* _Exercise description_
Your response should consist of the data that follows, repeated in full without alteration.

(Given data Opens)

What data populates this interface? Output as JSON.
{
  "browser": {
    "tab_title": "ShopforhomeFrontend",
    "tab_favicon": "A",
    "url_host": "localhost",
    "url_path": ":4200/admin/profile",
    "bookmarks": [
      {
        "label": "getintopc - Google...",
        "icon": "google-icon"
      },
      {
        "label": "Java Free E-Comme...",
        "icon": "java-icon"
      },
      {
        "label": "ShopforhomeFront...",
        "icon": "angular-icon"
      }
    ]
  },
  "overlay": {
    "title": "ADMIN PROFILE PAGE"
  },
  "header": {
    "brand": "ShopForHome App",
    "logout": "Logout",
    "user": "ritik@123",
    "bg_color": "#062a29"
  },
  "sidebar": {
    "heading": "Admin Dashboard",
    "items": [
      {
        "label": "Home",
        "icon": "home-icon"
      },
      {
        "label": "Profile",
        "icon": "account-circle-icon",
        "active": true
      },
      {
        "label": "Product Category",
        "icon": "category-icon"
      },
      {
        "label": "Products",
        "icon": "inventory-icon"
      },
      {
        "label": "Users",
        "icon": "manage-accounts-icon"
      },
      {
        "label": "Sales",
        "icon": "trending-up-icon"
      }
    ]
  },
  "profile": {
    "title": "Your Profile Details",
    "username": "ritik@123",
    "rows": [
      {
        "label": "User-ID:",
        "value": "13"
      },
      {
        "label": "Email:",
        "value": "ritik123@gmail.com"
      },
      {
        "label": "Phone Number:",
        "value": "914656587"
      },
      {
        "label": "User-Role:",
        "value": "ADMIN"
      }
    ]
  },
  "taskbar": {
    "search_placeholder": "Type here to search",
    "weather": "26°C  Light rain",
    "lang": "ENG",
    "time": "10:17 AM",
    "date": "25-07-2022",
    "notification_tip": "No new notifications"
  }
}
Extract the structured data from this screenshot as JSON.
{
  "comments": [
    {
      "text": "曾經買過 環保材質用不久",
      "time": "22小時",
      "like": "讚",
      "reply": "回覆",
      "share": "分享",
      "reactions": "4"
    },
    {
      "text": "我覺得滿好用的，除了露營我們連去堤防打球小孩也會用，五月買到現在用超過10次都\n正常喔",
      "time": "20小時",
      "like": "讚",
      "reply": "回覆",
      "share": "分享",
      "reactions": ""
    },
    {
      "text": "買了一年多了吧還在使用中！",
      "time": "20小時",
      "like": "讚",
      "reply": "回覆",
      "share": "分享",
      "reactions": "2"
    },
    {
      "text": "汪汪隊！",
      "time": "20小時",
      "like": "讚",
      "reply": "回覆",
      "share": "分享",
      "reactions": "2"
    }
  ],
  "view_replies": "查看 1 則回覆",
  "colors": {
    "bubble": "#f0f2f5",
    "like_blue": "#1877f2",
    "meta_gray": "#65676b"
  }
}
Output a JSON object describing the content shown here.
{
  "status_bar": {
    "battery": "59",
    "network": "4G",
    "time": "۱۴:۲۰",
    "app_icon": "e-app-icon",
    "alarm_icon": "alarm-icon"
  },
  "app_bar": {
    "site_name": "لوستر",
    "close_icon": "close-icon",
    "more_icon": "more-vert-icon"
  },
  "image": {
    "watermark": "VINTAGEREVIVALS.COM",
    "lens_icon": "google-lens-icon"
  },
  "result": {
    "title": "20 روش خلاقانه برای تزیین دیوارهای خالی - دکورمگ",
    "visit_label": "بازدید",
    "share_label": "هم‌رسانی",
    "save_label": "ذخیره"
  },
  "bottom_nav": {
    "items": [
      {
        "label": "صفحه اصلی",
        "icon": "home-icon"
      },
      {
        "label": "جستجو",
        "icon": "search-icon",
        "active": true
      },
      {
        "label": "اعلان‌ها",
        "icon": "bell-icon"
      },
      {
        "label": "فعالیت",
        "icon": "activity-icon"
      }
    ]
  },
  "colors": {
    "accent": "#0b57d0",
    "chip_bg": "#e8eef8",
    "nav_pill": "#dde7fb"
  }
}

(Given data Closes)

* _Response area_
What data populates this interface? Output as JSON.
{
  "browser": {
    "tab_title": "ShopforhomeFrontend",
    "tab_favicon": "A",
    "url_host": "localhost",
    "url_path": ":4200/admin/profile",
    "bookmarks": [
      {
        "label": "getintopc - Google...",
        "icon": "google-icon"
      },
      {
        "label": "Java Free E-Comme...",
        "icon": "java-icon"
      },
      {
        "label": "ShopforhomeFront...",
        "icon": "angular-icon"
      }
    ]
  },
  "overlay": {
    "title": "ADMIN PROFILE PAGE"
  },
  "header": {
    "brand": "ShopForHome App",
    "logout": "Logout",
    "user": "ritik@123",
    "bg_color": "#062a29"
  },
  "sidebar": {
    "heading": "Admin Dashboard",
    "items": [
      {
        "label": "Home",
        "icon": "home-icon"
      },
      {
        "label": "Profile",
        "icon": "account-circle-icon",
        "active": true
      },
      {
        "label": "Product Category",
        "icon": "category-icon"
      },
      {
        "label": "Products",
        "icon": "inventory-icon"
      },
      {
        "label": "Users",
        "icon": "manage-accounts-icon"
      },
      {
        "label": "Sales",
        "icon": "trending-up-icon"
      }
    ]
  },
  "profile": {
    "title": "Your Profile Details",
    "username": "ritik@123",
    "rows": [
      {
        "label": "User-ID:",
        "value": "13"
      },
      {
        "label": "Email:",
        "value": "ritik123@gmail.com"
      },
      {
        "label": "Phone Number:",
        "value": "914656587"
      },
      {
        "label": "User-Role:",
        "value": "ADMIN"
      }
    ]
  },
  "taskbar": {
    "search_placeholder": "Type here to search",
    "weather": "26°C  Light rain",
    "lang": "ENG",
    "time": "10:17 AM",
    "date": "25-07-2022",
    "notification_tip": "No new notifications"
  }
}
Extract the structured data from this screenshot as JSON.
{
  "comments": [
    {
      "text": "曾經買過 環保材質用不久",
      "time": "22小時",
      "like": "讚",
      "reply": "回覆",
      "share": "分享",
      "reactions": "4"
    },
    {
      "text": "我覺得滿好用的，除了露營我們連去堤防打球小孩也會用，五月買到現在用超過10次都\n正常喔",
      "time": "20小時",
      "like": "讚",
      "reply": "回覆",
      "share": "分享",
      "reactions": ""
    },
    {
      "text": "買了一年多了吧還在使用中！",
      "time": "20小時",
      "like": "讚",
      "reply": "回覆",
      "share": "分享",
      "reactions": "2"
    },
    {
      "text": "汪汪隊！",
      "time": "20小時",
      "like": "讚",
      "reply": "回覆",
      "share": "分享",
      "reactions": "2"
    }
  ],
  "view_replies": "查看 1 則回覆",
  "colors": {
    "bubble": "#f0f2f5",
    "like_blue": "#1877f2",
    "meta_gray": "#65676b"
  }
}
Output a JSON object describing the content shown here.
{
  "status_bar": {
    "battery": "59",
    "network": "4G",
    "time": "۱۴:۲۰",
    "app_icon": "e-app-icon",
    "alarm_icon": "alarm-icon"
  },
  "app_bar": {
    "site_name": "لوستر",
    "close_icon": "close-icon",
    "more_icon": "more-vert-icon"
  },
  "image": {
    "watermark": "VINTAGEREVIVALS.COM",
    "lens_icon": "google-lens-icon"
  },
  "result": {
    "title": "20 روش خلاقانه برای تزیین دیوارهای خالی - دکورمگ",
    "visit_label": "بازدید",
    "share_label": "هم‌رسانی",
    "save_label": "ذخیره"
  },
  "bottom_nav": {
    "items": [
      {
        "label": "صفحه اصلی",
        "icon": "home-icon"
      },
      {
        "label": "جستجو",
        "icon": "search-icon",
        "active": true
      },
      {
        "label": "اعلان‌ها",
        "icon": "bell-icon"
      },
      {
        "label": "فعالیت",
        "icon": "activity-icon"
      }
    ]
  },
  "colors": {
    "accent": "#0b57d0",
    "chip_bg": "#e8eef8",
    "nav_pill": "#dde7fb"
  }
}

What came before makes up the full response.